Comment: It was only a friendly for a U.S. squad that has plenty of time for experimentation before CONCACAF qualifying for the 2014 World Cup gets underway in June. And there were bright spots, including the play of goalkeeper Tim Howard, who spared the U.S. a lopsided loss, and Jose Torres, whose all-around performance gave Klinsmann plenty to consider as he constructs his midfield. But it was yet another reminder of exactly where the United States stands in the international soccer community.

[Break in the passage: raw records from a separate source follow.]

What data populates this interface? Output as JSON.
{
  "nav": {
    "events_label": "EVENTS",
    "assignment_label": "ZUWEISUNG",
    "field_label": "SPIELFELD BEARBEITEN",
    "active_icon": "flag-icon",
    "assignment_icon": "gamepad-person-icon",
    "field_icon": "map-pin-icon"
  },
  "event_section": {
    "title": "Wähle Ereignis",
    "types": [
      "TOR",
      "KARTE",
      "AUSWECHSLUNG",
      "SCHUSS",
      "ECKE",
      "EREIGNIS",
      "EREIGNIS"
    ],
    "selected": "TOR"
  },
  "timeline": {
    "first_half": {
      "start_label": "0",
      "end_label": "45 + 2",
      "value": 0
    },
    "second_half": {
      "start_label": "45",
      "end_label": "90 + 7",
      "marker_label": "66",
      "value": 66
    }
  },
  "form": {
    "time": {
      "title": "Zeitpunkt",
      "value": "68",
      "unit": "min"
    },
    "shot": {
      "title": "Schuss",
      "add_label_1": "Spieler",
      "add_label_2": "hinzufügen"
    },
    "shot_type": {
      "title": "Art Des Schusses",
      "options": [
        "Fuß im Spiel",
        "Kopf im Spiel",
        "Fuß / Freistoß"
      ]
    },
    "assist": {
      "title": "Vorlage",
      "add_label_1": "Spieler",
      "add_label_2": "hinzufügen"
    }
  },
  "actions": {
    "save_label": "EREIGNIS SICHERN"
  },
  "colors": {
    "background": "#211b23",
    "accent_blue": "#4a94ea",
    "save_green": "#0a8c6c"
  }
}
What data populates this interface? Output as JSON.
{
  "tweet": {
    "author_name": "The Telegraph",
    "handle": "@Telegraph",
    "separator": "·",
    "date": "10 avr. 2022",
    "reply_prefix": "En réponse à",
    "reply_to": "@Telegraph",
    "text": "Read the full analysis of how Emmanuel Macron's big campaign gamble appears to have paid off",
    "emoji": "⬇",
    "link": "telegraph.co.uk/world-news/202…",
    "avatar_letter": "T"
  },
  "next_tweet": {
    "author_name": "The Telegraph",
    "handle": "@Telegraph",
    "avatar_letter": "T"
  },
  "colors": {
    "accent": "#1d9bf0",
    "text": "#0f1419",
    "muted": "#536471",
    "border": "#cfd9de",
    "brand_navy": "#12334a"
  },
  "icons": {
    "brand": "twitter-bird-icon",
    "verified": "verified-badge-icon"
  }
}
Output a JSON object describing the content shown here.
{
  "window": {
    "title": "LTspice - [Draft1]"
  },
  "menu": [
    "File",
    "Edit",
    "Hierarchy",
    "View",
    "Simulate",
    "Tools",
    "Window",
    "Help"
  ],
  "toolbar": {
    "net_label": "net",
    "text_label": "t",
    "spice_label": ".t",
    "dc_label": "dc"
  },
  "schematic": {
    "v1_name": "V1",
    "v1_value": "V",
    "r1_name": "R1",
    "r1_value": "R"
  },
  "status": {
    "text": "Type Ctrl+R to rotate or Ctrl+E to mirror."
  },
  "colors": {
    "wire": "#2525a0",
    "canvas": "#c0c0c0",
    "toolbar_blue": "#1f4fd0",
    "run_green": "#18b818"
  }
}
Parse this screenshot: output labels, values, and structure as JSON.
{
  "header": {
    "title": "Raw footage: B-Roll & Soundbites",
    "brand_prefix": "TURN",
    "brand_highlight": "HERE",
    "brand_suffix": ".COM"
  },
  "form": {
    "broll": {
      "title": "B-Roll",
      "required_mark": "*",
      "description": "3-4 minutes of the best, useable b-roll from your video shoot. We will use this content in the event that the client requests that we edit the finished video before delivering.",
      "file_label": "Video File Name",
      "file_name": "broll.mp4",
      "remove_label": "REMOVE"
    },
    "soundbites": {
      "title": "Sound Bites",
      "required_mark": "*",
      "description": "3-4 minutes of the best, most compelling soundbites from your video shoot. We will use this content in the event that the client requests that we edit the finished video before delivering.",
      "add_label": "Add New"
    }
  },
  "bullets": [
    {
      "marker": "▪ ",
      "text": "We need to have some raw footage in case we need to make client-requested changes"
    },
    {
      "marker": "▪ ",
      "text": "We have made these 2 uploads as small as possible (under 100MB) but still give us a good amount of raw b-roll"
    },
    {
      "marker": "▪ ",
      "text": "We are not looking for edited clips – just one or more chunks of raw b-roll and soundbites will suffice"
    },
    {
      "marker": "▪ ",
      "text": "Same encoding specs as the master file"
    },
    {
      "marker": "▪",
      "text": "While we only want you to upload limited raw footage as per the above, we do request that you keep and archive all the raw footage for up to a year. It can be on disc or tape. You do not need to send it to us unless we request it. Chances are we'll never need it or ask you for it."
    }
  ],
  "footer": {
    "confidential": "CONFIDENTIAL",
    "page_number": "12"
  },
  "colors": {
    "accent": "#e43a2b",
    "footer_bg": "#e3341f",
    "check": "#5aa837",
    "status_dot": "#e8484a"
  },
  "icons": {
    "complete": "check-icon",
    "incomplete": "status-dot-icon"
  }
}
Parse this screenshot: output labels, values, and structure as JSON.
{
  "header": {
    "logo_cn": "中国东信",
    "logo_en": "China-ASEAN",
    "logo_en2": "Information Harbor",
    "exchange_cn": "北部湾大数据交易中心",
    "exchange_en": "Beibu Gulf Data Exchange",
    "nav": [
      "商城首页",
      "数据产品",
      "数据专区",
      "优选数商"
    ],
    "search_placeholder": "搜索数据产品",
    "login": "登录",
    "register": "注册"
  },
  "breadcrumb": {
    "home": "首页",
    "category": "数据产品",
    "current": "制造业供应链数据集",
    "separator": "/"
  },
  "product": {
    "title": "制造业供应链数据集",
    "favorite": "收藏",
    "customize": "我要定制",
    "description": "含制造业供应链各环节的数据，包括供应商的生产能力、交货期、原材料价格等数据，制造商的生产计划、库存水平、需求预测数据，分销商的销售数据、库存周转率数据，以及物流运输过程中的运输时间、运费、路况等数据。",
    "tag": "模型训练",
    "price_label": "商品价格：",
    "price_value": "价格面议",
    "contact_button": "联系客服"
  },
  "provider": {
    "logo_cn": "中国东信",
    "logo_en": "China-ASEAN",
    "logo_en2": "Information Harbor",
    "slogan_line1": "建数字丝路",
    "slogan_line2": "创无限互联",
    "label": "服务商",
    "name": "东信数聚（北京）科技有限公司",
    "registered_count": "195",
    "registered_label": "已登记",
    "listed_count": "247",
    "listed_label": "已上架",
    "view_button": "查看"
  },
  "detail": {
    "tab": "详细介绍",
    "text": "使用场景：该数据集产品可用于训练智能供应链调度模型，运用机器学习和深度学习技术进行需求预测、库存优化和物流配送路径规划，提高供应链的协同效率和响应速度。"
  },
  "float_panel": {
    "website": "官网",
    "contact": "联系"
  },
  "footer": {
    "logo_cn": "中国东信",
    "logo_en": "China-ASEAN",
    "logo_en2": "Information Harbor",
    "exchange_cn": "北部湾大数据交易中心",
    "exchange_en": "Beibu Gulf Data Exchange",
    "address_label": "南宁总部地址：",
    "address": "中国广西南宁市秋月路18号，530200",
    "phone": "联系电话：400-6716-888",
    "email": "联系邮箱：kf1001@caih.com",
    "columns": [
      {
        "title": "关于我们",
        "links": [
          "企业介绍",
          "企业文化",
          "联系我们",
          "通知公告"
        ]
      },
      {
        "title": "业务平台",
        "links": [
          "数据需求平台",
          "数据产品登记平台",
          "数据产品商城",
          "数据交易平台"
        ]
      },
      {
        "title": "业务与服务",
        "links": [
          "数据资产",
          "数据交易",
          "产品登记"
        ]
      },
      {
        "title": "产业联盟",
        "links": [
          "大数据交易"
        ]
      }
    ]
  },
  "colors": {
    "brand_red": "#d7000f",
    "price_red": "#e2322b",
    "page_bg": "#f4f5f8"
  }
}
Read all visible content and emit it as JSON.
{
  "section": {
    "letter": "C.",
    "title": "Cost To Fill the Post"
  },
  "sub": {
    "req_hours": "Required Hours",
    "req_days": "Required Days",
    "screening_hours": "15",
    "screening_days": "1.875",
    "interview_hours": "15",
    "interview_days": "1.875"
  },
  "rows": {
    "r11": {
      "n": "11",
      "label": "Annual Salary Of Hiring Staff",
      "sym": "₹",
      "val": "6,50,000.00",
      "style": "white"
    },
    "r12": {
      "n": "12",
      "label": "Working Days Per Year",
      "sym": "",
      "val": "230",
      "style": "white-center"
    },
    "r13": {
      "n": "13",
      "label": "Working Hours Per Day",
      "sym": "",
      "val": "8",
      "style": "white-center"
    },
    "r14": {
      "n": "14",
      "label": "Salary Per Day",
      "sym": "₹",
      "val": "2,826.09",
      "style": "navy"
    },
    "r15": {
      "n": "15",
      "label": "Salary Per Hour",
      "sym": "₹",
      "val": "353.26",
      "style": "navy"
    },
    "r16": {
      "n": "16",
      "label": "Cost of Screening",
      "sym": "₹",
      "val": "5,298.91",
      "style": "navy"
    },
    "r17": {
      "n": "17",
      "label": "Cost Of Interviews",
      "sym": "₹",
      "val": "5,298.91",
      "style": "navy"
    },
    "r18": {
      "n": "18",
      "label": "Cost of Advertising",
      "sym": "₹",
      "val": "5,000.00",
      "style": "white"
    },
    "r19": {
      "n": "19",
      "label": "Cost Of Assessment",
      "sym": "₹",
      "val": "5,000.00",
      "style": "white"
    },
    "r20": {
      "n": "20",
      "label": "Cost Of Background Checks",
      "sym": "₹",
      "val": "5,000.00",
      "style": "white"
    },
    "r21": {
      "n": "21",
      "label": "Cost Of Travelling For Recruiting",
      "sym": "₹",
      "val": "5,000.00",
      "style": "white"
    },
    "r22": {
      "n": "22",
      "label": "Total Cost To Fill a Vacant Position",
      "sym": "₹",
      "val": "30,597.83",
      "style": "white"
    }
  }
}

Since defeating Poland, 3-0, in Krakow in March 2008, the U.S. has tumbled in its last six trips to Europe. While fans can celebrate some startling high points over the years, like upset victories over Portugal in the World Cup and Spain and Germany in the FIFA Confederations Cup, the fact remains that the U.S. hasn’t improved to the point where it can consistently beat Europe’s mid-level teams–the Belgiums, the Turkeys, the Romanias, the Denmarks, the Swedens, the Scotlands–in non-competitive games in Europe. That means that the USA hasn’t made true progress and puts the lie to its place in the FIFA World Rankings, where it usually hovers in the 20s but for one laughably heady moment in April 2006 found the Americans at No. 4. (For the record, within weeks, FIFA overhauled its rankings formula.)